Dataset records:
* * * * *

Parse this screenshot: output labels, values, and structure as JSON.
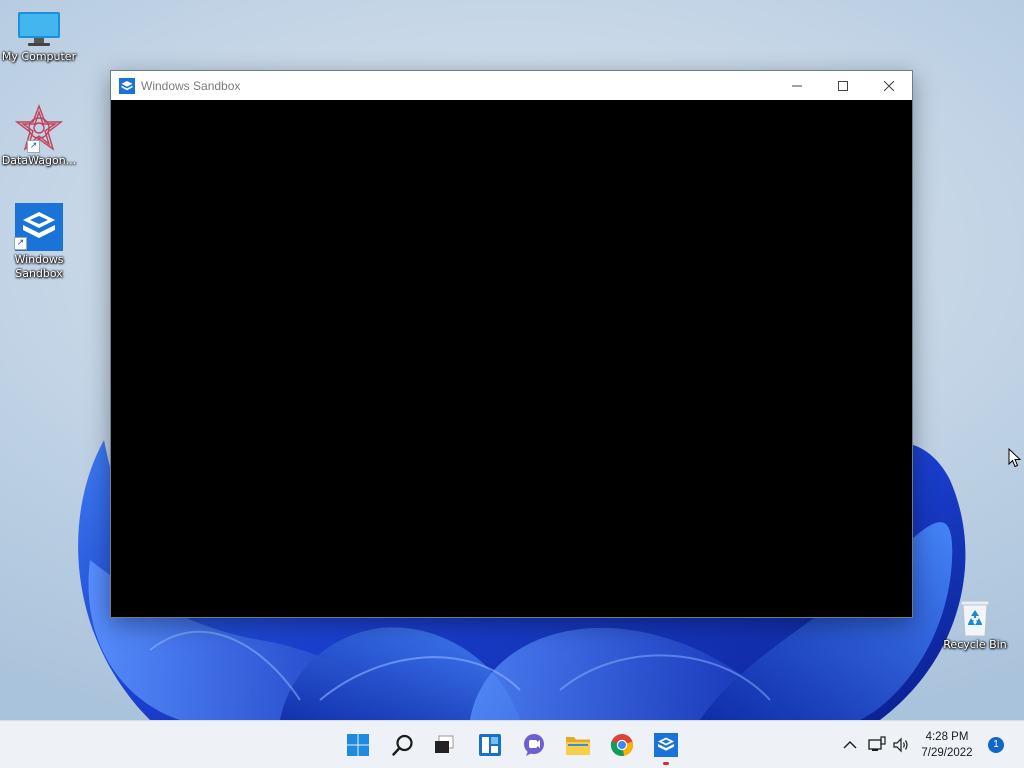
{
  "desktop": {
    "icons": [
      {
        "label": "My Computer"
      },
      {
        "label": "DataWagon..."
      },
      {
        "label": "Windows Sandbox"
      },
      {
        "label": "Recycle Bin"
      }
    ]
  },
  "window": {
    "title": "Windows Sandbox",
    "minimize_icon": "minimize-icon",
    "maximize_icon": "maximize-icon",
    "close_icon": "close-icon"
  },
  "taskbar": {
    "apps": [
      {
        "name": "start",
        "icon": "windows-logo-icon"
      },
      {
        "name": "search",
        "icon": "search-icon"
      },
      {
        "name": "task-view",
        "icon": "task-view-icon"
      },
      {
        "name": "widgets",
        "icon": "widgets-icon"
      },
      {
        "name": "chat",
        "icon": "chat-icon"
      },
      {
        "name": "file-explorer",
        "icon": "folder-icon"
      },
      {
        "name": "chrome",
        "icon": "chrome-icon"
      },
      {
        "name": "windows-sandbox",
        "icon": "sandbox-icon",
        "running": true
      }
    ],
    "tray": {
      "overflow_icon": "chevron-up-icon",
      "network_icon": "network-icon",
      "volume_icon": "volume-icon"
    },
    "clock": {
      "time": "4:28 PM",
      "date": "7/29/2022"
    },
    "notification_count": "1"
  },
  "colors": {
    "accent": "#1a73d9",
    "window_content": "#000000",
    "taskbar_bg": "#eef1f6",
    "bloom_blue": "#1f4fd6"
  }
}
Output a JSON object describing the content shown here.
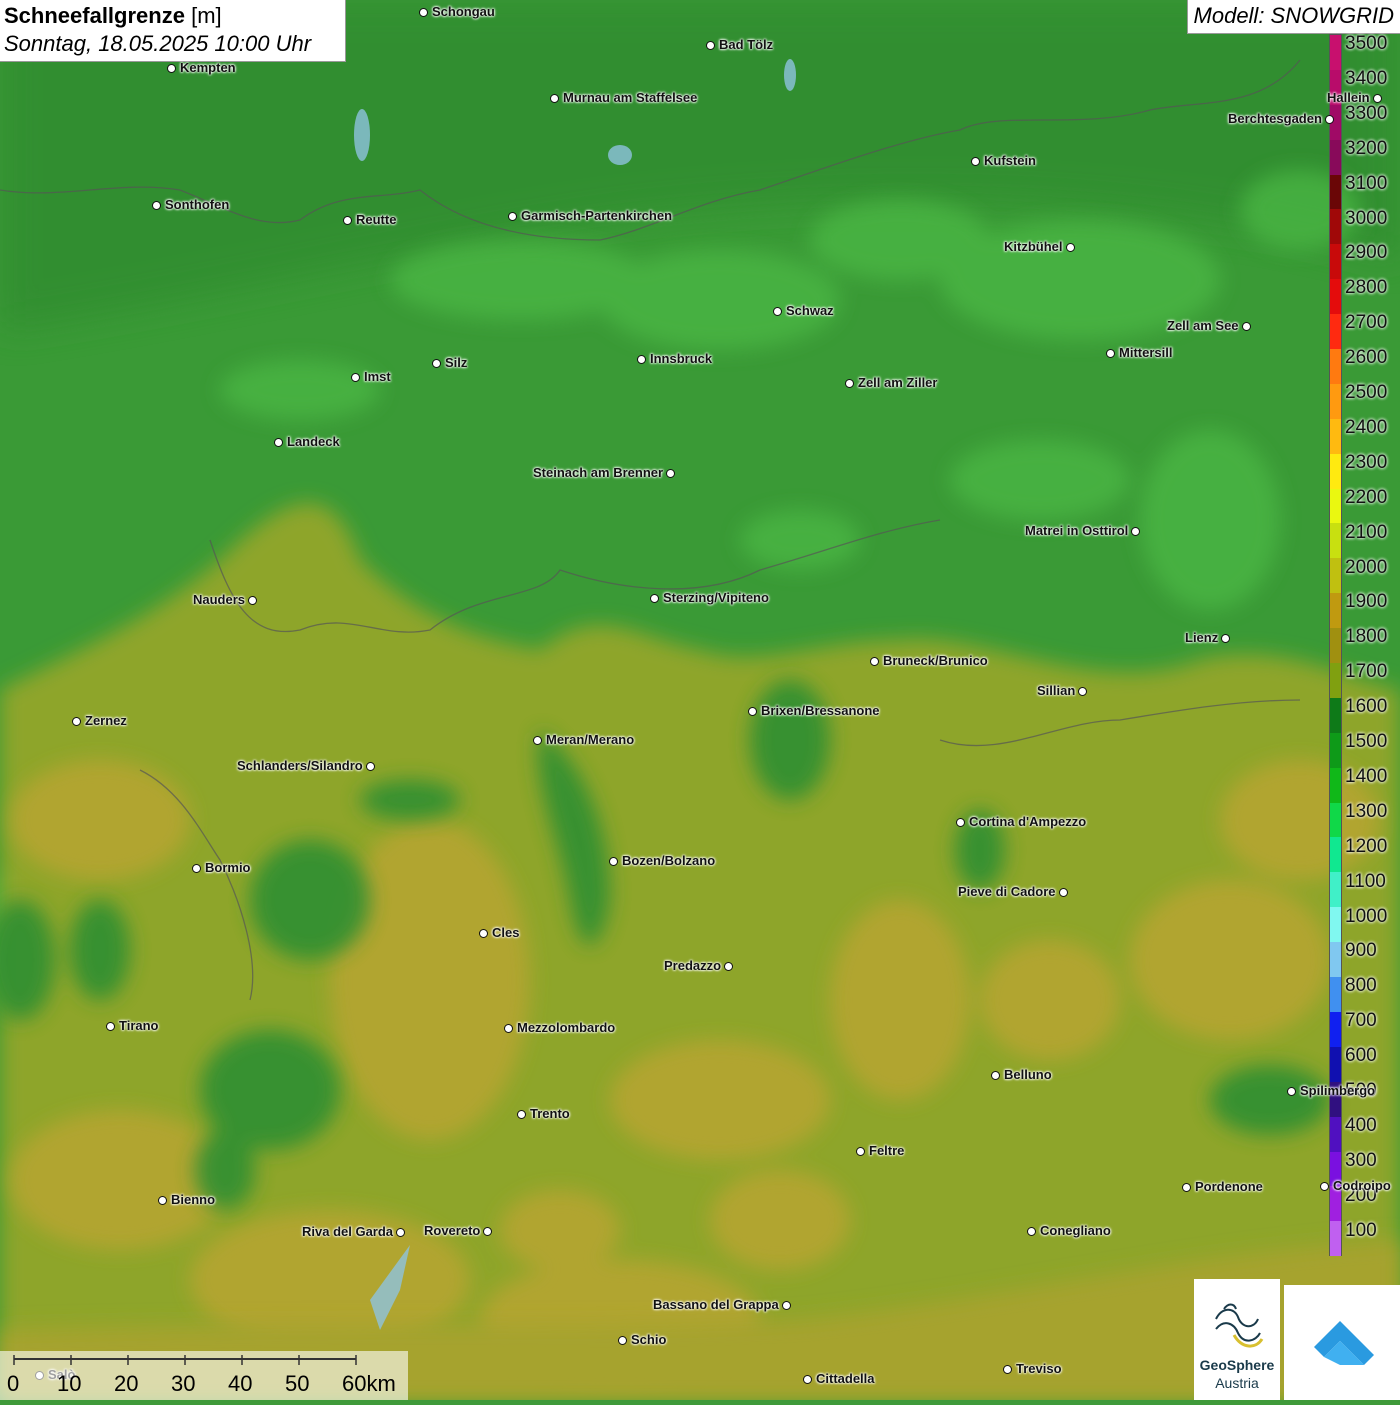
{
  "title": {
    "variable": "Schneefallgrenze",
    "unit": "[m]",
    "datetime": "Sonntag, 18.05.2025 10:00 Uhr"
  },
  "model_label": "Modell: SNOWGRID",
  "legend": {
    "labels": [
      "3500",
      "3400",
      "3300",
      "3200",
      "3100",
      "3000",
      "2900",
      "2800",
      "2700",
      "2600",
      "2500",
      "2400",
      "2300",
      "2200",
      "2100",
      "2000",
      "1900",
      "1800",
      "1700",
      "1600",
      "1500",
      "1400",
      "1300",
      "1200",
      "1100",
      "1000",
      "900",
      "800",
      "700",
      "600",
      "500",
      "400",
      "300",
      "200",
      "100"
    ],
    "colors": [
      "#c8106e",
      "#b80c6a",
      "#a00a66",
      "#880a5a",
      "#6a0606",
      "#a00808",
      "#c80a0a",
      "#e40c0c",
      "#ff2a10",
      "#ff7a10",
      "#ff9a10",
      "#ffba10",
      "#ffea10",
      "#eaf810",
      "#c8e010",
      "#c0c010",
      "#c09a10",
      "#a09010",
      "#80a010",
      "#0e7a18",
      "#0e9a18",
      "#10b818",
      "#10d848",
      "#10e890",
      "#40f0c8",
      "#80f8f0",
      "#80c8f0",
      "#4090f0",
      "#1020f0",
      "#1010b0",
      "#301080",
      "#5010c0",
      "#7a10e0",
      "#a020e0",
      "#c060f0"
    ]
  },
  "cities": [
    {
      "name": "Schongau",
      "anchor": "right"
    },
    {
      "name": "Bad Tölz",
      "anchor": "right"
    },
    {
      "name": "Kempten",
      "anchor": "right"
    },
    {
      "name": "Murnau am Staffelsee",
      "anchor": "right"
    },
    {
      "name": "Hallein",
      "anchor": "left"
    },
    {
      "name": "Berchtesgaden",
      "anchor": "left"
    },
    {
      "name": "Kufstein",
      "anchor": "right"
    },
    {
      "name": "Sonthofen",
      "anchor": "right"
    },
    {
      "name": "Reutte",
      "anchor": "right"
    },
    {
      "name": "Garmisch-Partenkirchen",
      "anchor": "right"
    },
    {
      "name": "Kitzbühel",
      "anchor": "left"
    },
    {
      "name": "Schwaz",
      "anchor": "right"
    },
    {
      "name": "Zell am See",
      "anchor": "left"
    },
    {
      "name": "Innsbruck",
      "anchor": "right"
    },
    {
      "name": "Mittersill",
      "anchor": "right"
    },
    {
      "name": "Silz",
      "anchor": "right"
    },
    {
      "name": "Imst",
      "anchor": "right"
    },
    {
      "name": "Zell am Ziller",
      "anchor": "right"
    },
    {
      "name": "Landeck",
      "anchor": "right"
    },
    {
      "name": "Steinach am Brenner",
      "anchor": "left"
    },
    {
      "name": "Matrei in Osttirol",
      "anchor": "left"
    },
    {
      "name": "Nauders",
      "anchor": "left"
    },
    {
      "name": "Sterzing/Vipiteno",
      "anchor": "right"
    },
    {
      "name": "Lienz",
      "anchor": "left"
    },
    {
      "name": "Bruneck/Brunico",
      "anchor": "right"
    },
    {
      "name": "Sillian",
      "anchor": "left"
    },
    {
      "name": "Brixen/Bressanone",
      "anchor": "right"
    },
    {
      "name": "Zernez",
      "anchor": "right"
    },
    {
      "name": "Meran/Merano",
      "anchor": "right"
    },
    {
      "name": "Schlanders/Silandro",
      "anchor": "left"
    },
    {
      "name": "Cortina d'Ampezzo",
      "anchor": "right"
    },
    {
      "name": "Bozen/Bolzano",
      "anchor": "right"
    },
    {
      "name": "Bormio",
      "anchor": "right"
    },
    {
      "name": "Pieve di Cadore",
      "anchor": "left"
    },
    {
      "name": "Cles",
      "anchor": "right"
    },
    {
      "name": "Predazzo",
      "anchor": "left"
    },
    {
      "name": "Tirano",
      "anchor": "right"
    },
    {
      "name": "Mezzolombardo",
      "anchor": "right"
    },
    {
      "name": "Belluno",
      "anchor": "right"
    },
    {
      "name": "Spilimbergo",
      "anchor": "right"
    },
    {
      "name": "Trento",
      "anchor": "right"
    },
    {
      "name": "Feltre",
      "anchor": "right"
    },
    {
      "name": "Pordenone",
      "anchor": "right"
    },
    {
      "name": "Codroipo",
      "anchor": "right"
    },
    {
      "name": "Bienno",
      "anchor": "right"
    },
    {
      "name": "Riva del Garda",
      "anchor": "left"
    },
    {
      "name": "Rovereto",
      "anchor": "left"
    },
    {
      "name": "Conegliano",
      "anchor": "right"
    },
    {
      "name": "Bassano del Grappa",
      "anchor": "left"
    },
    {
      "name": "Schio",
      "anchor": "right"
    },
    {
      "name": "Salò",
      "anchor": "right"
    },
    {
      "name": "Treviso",
      "anchor": "right"
    },
    {
      "name": "Cittadella",
      "anchor": "right"
    }
  ],
  "scale_bar": {
    "labels": [
      "0",
      "10",
      "20",
      "30",
      "40",
      "50",
      "60km"
    ]
  },
  "logo": {
    "line1": "GeoSphere",
    "line2": "Austria"
  }
}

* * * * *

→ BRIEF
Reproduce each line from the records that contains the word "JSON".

→ TASK RESULT
Parse this screenshot: output labels, values, and structure as JSON.
Output a JSON object describing the content shown here.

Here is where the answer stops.